** TASK DETAILS **
In the records below, pick out all lines containing the word "title".

__________________________________________________

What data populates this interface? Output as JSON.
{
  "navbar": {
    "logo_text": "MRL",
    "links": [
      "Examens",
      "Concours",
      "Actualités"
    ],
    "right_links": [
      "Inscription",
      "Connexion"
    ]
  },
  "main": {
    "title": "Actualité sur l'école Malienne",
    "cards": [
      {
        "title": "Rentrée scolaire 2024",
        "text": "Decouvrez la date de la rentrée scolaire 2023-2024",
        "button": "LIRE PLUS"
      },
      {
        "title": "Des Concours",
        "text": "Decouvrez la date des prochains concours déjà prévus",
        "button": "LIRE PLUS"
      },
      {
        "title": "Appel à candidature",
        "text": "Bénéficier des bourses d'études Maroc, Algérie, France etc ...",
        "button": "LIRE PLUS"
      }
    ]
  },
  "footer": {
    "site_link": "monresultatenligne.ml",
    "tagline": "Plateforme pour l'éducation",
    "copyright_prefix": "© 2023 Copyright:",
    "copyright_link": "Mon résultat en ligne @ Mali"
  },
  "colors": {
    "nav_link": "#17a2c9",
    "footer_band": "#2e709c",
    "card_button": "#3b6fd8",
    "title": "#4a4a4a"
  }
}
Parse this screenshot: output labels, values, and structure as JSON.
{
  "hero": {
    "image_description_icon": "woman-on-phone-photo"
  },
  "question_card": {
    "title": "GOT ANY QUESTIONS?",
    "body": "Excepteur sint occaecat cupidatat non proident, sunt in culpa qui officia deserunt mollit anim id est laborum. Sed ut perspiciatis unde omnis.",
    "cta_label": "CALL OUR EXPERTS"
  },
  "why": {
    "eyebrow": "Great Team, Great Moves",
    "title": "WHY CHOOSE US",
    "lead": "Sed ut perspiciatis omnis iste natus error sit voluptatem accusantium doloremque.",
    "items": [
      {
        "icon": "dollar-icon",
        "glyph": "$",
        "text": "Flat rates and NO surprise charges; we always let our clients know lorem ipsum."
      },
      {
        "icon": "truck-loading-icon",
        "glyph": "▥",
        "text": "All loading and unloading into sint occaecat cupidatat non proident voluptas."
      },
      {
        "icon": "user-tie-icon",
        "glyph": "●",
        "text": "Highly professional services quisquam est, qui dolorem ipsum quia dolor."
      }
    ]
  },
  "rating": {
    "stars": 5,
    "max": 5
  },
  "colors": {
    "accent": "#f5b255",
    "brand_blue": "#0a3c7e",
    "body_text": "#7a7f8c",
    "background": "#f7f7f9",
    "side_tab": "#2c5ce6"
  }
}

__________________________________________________

** EXPECTED ANSWER **
    "title": "Actualité sur l'école Malienne",
        "title": "Rentrée scolaire 2024",
        "title": "Des Concours",
        "title": "Appel à candidature",
    "title": "#4a4a4a"
    "title": "GOT ANY QUESTIONS?",
    "title": "WHY CHOOSE US",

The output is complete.